* _PROBLEM REQUIREMENTS_: Could you write out the records below exactly as they appear, leaving out any pictures?

* _DATA RECORDS_:
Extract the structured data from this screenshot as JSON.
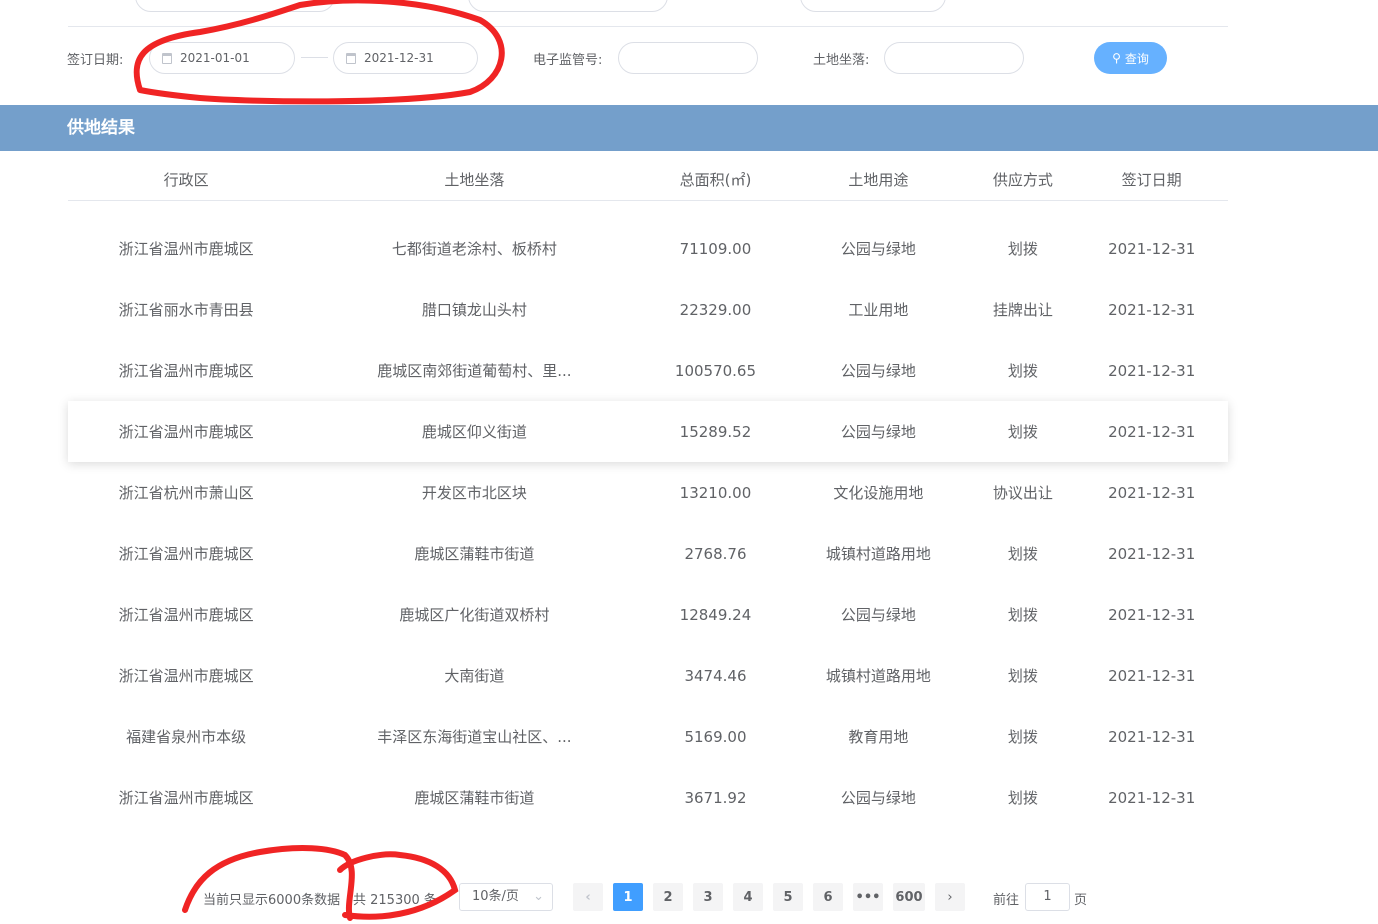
{
  "filters": {
    "date_label": "签订日期:",
    "date_start": "2021-01-01",
    "date_end": "2021-12-31",
    "supervision_label": "电子监管号:",
    "supervision_value": "",
    "location_label": "土地坐落:",
    "location_value": "",
    "search_label": "查询"
  },
  "banner": "供地结果",
  "table": {
    "headers": [
      "行政区",
      "土地坐落",
      "总面积(㎡)",
      "土地用途",
      "供应方式",
      "签订日期"
    ],
    "rows": [
      [
        "浙江省温州市鹿城区",
        "七都街道老涂村、板桥村",
        "71109.00",
        "公园与绿地",
        "划拨",
        "2021-12-31"
      ],
      [
        "浙江省丽水市青田县",
        "腊口镇龙山头村",
        "22329.00",
        "工业用地",
        "挂牌出让",
        "2021-12-31"
      ],
      [
        "浙江省温州市鹿城区",
        "鹿城区南郊街道葡萄村、里...",
        "100570.65",
        "公园与绿地",
        "划拨",
        "2021-12-31"
      ],
      [
        "浙江省温州市鹿城区",
        "鹿城区仰义街道",
        "15289.52",
        "公园与绿地",
        "划拨",
        "2021-12-31"
      ],
      [
        "浙江省杭州市萧山区",
        "开发区市北区块",
        "13210.00",
        "文化设施用地",
        "协议出让",
        "2021-12-31"
      ],
      [
        "浙江省温州市鹿城区",
        "鹿城区蒲鞋市街道",
        "2768.76",
        "城镇村道路用地",
        "划拨",
        "2021-12-31"
      ],
      [
        "浙江省温州市鹿城区",
        "鹿城区广化街道双桥村",
        "12849.24",
        "公园与绿地",
        "划拨",
        "2021-12-31"
      ],
      [
        "浙江省温州市鹿城区",
        "大南街道",
        "3474.46",
        "城镇村道路用地",
        "划拨",
        "2021-12-31"
      ],
      [
        "福建省泉州市本级",
        "丰泽区东海街道宝山社区、...",
        "5169.00",
        "教育用地",
        "划拨",
        "2021-12-31"
      ],
      [
        "浙江省温州市鹿城区",
        "鹿城区蒲鞋市街道",
        "3671.92",
        "公园与绿地",
        "划拨",
        "2021-12-31"
      ]
    ]
  },
  "pagination": {
    "notice": "当前只显示6000条数据",
    "total": "共 215300 条",
    "page_size": "10条/页",
    "pages": [
      "1",
      "2",
      "3",
      "4",
      "5",
      "6",
      "•••",
      "600"
    ],
    "goto_label": "前往",
    "goto_value": "1",
    "goto_suffix": "页"
  }
}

* _WRITTEN ANSWER_:
Extract the structured data from this screenshot as JSON.
{
  "filters": {
    "date_label": "签订日期:",
    "date_start": "2021-01-01",
    "date_end": "2021-12-31",
    "supervision_label": "电子监管号:",
    "supervision_value": "",
    "location_label": "土地坐落:",
    "location_value": "",
    "search_label": "查询"
  },
  "banner": "供地结果",
  "table": {
    "headers": [
      "行政区",
      "土地坐落",
      "总面积(㎡)",
      "土地用途",
      "供应方式",
      "签订日期"
    ],
    "rows": [
      [
        "浙江省温州市鹿城区",
        "七都街道老涂村、板桥村",
        "71109.00",
        "公园与绿地",
        "划拨",
        "2021-12-31"
      ],
      [
        "浙江省丽水市青田县",
        "腊口镇龙山头村",
        "22329.00",
        "工业用地",
        "挂牌出让",
        "2021-12-31"
      ],
      [
        "浙江省温州市鹿城区",
        "鹿城区南郊街道葡萄村、里...",
        "100570.65",
        "公园与绿地",
        "划拨",
        "2021-12-31"
      ],
      [
        "浙江省温州市鹿城区",
        "鹿城区仰义街道",
        "15289.52",
        "公园与绿地",
        "划拨",
        "2021-12-31"
      ],
      [
        "浙江省杭州市萧山区",
        "开发区市北区块",
        "13210.00",
        "文化设施用地",
        "协议出让",
        "2021-12-31"
      ],
      [
        "浙江省温州市鹿城区",
        "鹿城区蒲鞋市街道",
        "2768.76",
        "城镇村道路用地",
        "划拨",
        "2021-12-31"
      ],
      [
        "浙江省温州市鹿城区",
        "鹿城区广化街道双桥村",
        "12849.24",
        "公园与绿地",
        "划拨",
        "2021-12-31"
      ],
      [
        "浙江省温州市鹿城区",
        "大南街道",
        "3474.46",
        "城镇村道路用地",
        "划拨",
        "2021-12-31"
      ],
      [
        "福建省泉州市本级",
        "丰泽区东海街道宝山社区、...",
        "5169.00",
        "教育用地",
        "划拨",
        "2021-12-31"
      ],
      [
        "浙江省温州市鹿城区",
        "鹿城区蒲鞋市街道",
        "3671.92",
        "公园与绿地",
        "划拨",
        "2021-12-31"
      ]
    ]
  },
  "pagination": {
    "notice": "当前只显示6000条数据",
    "total": "共 215300 条",
    "page_size": "10条/页",
    "pages": [
      "1",
      "2",
      "3",
      "4",
      "5",
      "6",
      "•••",
      "600"
    ],
    "goto_label": "前往",
    "goto_value": "1",
    "goto_suffix": "页"
  }
}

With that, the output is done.